|Subject: UCAN: East Timor: Concerns mark
East Timor: Concerns mark children's day
DILI (UCAN): Lack of educational opportunities, prevalence of child labor and other concerns sidelined celebration at an International Children's Day observance in Timor Leste (East Timor).
The symposium held on May 31 in Comoro, Dili, drew about 500 representatives of schools throughout the country. Many countries designate June 1 as Children's Day.
Local and international NGOs organized the symposium, titled "Protecting the children is a step to guarantee the future of the nation." It dealt with human rights, education and the law in relation to young people.
Speaking at the event, Pascoela Marciana da Silva, a representative of St. Joseph High School in Dili, noted the government has ratified the U.N. Convention on the Rights of the Child. However, the 18-year-old student said, today many East Timorese children are abused, often having to struggle to earn a living on the streets by selling CDs and newspapers, washing cars or begging.
According to the labor ministry, 45 percent of East Timorese under 18 have to find jobs to help their families economically.
In school, da Silva continued, children still face corporal punishment.
Responding to da Silva, Joaquim Fonseca, human rights adviser for the prime minister's office, said the government is designing a human rights law to protect children.
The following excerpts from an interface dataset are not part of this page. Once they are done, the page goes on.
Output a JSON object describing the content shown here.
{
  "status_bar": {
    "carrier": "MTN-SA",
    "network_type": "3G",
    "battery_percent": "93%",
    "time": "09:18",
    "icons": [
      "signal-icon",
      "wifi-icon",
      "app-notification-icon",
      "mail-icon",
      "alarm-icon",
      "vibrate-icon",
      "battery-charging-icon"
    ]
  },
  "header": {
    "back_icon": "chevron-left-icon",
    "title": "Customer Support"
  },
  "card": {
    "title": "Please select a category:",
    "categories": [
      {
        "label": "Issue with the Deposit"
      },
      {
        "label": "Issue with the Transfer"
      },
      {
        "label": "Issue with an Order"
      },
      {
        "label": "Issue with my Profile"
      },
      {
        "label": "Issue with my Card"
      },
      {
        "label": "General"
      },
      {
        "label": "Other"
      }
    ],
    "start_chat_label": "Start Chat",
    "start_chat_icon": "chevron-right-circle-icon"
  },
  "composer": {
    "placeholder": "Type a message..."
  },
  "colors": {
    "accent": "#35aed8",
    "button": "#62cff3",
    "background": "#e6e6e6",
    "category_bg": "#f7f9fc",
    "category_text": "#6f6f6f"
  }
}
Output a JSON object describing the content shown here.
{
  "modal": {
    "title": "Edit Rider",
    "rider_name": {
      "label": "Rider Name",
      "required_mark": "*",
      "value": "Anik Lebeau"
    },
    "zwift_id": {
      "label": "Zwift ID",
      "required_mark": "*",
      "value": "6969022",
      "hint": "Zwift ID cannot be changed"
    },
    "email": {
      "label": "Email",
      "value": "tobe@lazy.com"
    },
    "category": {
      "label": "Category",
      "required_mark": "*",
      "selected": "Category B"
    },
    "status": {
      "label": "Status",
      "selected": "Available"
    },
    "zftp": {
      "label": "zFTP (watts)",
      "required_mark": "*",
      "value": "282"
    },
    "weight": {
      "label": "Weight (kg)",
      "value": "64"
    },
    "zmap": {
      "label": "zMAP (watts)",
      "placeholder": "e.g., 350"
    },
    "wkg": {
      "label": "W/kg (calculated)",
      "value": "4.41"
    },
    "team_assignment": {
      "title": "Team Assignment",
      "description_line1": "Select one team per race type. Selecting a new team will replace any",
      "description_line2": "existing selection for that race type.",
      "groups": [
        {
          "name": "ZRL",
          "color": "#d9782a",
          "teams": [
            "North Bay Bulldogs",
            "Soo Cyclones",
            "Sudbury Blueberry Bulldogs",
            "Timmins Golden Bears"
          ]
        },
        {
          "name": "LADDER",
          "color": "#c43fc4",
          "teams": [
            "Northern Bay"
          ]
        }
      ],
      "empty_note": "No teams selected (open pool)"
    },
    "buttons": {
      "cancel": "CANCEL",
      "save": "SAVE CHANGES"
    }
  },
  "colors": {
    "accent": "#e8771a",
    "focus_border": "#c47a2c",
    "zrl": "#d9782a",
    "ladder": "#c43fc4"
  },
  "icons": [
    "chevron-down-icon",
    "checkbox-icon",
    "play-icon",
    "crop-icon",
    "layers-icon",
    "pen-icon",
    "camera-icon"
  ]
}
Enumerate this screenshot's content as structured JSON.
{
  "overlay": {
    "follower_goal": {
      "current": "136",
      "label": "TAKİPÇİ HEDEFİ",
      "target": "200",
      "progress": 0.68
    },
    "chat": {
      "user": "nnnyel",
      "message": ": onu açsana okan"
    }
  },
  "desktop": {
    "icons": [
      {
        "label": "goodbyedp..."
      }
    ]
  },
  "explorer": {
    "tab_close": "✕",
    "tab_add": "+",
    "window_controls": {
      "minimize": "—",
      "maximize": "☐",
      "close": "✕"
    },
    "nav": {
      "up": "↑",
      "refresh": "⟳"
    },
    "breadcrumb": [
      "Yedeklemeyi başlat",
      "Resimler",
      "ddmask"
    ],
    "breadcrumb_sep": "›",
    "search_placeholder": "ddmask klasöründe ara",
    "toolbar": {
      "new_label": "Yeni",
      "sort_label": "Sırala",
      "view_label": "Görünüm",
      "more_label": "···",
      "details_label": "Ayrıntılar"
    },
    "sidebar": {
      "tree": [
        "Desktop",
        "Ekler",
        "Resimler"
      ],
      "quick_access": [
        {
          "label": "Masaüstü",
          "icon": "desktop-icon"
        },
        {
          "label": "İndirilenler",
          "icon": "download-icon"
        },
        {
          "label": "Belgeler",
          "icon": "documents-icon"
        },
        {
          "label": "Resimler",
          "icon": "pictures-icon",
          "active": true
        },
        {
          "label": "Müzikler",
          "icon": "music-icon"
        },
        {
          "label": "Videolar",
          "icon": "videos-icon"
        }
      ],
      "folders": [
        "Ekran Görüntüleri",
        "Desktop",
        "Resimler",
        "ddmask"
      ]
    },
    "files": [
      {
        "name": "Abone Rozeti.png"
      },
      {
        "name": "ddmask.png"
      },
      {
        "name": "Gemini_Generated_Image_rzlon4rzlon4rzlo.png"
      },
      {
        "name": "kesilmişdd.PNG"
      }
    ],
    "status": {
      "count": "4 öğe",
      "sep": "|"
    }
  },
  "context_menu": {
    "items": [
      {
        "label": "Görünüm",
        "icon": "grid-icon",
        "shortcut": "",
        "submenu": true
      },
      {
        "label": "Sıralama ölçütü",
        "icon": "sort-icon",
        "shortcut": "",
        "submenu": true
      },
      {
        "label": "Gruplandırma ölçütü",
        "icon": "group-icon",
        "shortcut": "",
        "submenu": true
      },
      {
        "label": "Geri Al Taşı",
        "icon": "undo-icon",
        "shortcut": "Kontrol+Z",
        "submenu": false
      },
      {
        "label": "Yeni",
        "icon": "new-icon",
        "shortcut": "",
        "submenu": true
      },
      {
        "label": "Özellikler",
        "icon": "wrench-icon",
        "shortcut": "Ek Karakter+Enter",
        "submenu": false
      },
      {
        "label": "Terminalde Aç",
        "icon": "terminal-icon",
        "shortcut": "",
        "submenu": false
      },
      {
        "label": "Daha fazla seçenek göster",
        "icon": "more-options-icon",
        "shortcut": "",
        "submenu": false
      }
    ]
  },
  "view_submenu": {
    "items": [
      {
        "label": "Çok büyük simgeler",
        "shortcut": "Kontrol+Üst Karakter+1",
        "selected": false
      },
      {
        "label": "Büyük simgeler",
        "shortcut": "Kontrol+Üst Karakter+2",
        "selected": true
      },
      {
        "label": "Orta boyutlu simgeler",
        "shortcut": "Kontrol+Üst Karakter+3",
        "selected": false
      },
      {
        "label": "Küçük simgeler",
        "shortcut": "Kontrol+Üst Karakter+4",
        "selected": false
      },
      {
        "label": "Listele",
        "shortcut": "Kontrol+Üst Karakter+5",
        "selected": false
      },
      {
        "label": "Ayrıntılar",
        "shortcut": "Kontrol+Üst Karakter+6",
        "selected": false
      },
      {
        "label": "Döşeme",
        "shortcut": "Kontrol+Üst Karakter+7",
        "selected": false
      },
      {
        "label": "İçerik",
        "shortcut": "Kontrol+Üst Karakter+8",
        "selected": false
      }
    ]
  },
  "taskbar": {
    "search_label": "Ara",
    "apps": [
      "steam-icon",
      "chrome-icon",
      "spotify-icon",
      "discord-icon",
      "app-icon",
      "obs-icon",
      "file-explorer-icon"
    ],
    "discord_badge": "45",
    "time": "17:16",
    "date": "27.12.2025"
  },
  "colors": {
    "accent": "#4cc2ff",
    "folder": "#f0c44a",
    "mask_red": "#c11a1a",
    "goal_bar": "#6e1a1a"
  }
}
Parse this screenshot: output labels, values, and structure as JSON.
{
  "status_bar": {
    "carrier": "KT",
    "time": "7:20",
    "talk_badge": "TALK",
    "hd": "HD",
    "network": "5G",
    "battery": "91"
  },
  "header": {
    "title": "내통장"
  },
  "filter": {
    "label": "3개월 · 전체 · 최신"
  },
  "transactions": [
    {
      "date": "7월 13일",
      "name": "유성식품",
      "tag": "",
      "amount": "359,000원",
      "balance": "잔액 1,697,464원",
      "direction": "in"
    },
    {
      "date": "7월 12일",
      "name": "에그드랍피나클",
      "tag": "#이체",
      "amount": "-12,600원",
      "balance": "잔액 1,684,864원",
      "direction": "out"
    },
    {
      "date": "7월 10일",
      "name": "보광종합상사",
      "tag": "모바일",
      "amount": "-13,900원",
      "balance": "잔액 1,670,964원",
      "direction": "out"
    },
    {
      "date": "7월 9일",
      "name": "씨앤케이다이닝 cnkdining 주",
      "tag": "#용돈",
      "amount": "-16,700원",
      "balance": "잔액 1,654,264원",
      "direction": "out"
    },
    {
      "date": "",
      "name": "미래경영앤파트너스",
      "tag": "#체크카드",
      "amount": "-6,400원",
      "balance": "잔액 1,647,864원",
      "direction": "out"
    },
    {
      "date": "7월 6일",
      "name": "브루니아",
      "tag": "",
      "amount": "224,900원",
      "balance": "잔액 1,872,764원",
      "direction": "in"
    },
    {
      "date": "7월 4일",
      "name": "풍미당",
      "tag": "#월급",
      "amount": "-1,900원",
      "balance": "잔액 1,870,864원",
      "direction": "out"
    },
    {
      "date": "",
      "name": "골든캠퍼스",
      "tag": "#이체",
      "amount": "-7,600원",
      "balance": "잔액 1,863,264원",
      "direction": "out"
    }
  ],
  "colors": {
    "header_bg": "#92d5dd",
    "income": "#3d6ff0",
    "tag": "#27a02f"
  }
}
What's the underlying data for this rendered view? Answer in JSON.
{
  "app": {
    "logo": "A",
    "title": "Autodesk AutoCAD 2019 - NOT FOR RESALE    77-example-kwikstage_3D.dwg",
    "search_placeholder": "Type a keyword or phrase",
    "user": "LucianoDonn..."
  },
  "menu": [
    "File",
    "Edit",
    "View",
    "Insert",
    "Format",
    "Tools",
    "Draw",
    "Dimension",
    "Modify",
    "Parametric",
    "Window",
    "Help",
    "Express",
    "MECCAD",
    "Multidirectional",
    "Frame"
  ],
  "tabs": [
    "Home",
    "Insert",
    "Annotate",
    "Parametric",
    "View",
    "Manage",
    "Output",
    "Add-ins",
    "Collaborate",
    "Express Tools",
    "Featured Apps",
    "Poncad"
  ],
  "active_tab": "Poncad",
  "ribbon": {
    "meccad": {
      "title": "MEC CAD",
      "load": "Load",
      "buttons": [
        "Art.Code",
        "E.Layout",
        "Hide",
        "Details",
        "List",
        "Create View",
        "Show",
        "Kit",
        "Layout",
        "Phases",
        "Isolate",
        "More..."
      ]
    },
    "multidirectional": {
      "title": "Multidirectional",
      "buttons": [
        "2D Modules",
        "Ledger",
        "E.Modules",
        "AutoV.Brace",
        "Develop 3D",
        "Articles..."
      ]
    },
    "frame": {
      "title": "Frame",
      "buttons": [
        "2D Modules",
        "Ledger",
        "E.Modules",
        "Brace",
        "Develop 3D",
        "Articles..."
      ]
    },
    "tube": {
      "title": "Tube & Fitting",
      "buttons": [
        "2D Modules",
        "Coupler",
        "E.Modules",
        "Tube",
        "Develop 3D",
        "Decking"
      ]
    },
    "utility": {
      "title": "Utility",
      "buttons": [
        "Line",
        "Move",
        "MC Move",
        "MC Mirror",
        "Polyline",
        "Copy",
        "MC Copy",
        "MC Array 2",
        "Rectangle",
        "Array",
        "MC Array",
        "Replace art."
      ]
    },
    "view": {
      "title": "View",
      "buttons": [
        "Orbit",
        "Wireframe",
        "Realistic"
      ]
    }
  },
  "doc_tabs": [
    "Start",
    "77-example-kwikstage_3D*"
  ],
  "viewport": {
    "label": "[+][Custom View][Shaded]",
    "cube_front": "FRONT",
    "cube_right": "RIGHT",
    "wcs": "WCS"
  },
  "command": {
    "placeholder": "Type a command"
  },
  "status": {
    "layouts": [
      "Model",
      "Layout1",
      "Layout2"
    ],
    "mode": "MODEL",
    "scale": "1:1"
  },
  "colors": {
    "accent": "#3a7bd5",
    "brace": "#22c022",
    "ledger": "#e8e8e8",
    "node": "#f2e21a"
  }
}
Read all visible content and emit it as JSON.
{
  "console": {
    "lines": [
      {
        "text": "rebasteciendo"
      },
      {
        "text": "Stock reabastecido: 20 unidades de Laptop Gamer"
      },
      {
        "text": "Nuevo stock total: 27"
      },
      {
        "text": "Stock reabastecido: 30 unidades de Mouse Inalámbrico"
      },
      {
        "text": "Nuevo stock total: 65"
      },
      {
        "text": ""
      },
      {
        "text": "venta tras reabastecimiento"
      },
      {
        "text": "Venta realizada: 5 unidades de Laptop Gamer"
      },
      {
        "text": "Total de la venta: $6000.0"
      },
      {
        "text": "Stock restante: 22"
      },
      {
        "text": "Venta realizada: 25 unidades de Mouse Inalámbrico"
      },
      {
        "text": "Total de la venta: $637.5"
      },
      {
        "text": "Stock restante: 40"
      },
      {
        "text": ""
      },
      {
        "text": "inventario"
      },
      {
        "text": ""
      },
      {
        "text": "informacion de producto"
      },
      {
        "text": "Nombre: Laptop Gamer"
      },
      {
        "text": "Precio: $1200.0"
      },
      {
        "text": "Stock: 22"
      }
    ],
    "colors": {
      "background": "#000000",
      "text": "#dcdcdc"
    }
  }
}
He agreed they must have the opportunity to go to school and gain a proper education rather than bear the responsibilities of adults.
Fonseca, 36, had said in opening remarks that the family is children's first source of education. For children to grow and develop well, their parents must guide and educate them, he maintained. But he added that human rights violations occur today because families, communities and national leaders talk about human rights without knowing their real meaning.
At the symposium Florindo Cardoso Gomes, 18, another St. Joseph student, highlighted the big responsibility the state has toward each child, given that children are the future of the country.
Michaela Carol, 17, of Santa Magdalena, a Catholic school, asserted that every child needs a good education to be useful to their family, nation and Church.
Father Guilermino da Silva, director of Sacred Heart of Jesus Catholic School in Becora, Dili, sees the country's unstable economic and political situation as a main factor in its failure to fully implement the international convention on children's rights. Children are leaving school to work due to economic necessity, the 36-year-old diocesan priest told UCA News after the symposium.
Sister Luisa Bano said the seminar made people more aware of children's rights. The 35-year-old nun cited lack of educational opportunities as the most serious problem faced by children in the country. She too blamed this on the economic and political situation.
Lack of attention to educating parents about children's rights is another major reason why children are neglected or forced to work, according to Joana Vila Nova Simoes, 31. The child protection training officer of Care International told UCA News that in general, rural parents think it is their children's duty to work for them.
Mary Ann Maglipon, a UNICEF (United Nations Children's Fund) representative to Timor Leste, told UCA News she hoped the day's activities would "remind all people that what is most important today is children, and that we have to respect and treat them well."
The education ministry counts 60 percent of Timor Leste's 1 million people as illiterate. Many schools that existed in 1999, the year local people voted for independence from Indonesia in a referendum the United Nations conducted, were damaged in violence that followed the referendum. Materials to rebuild the schools and teachers to staff them are lacking.
Meanwhile, more and more children are born. United Nations Population Fund data from 1999 to 2004 shows the average lifetime fertility rate in Timor Leste is 6.95 children per woman, one of the highest in the world.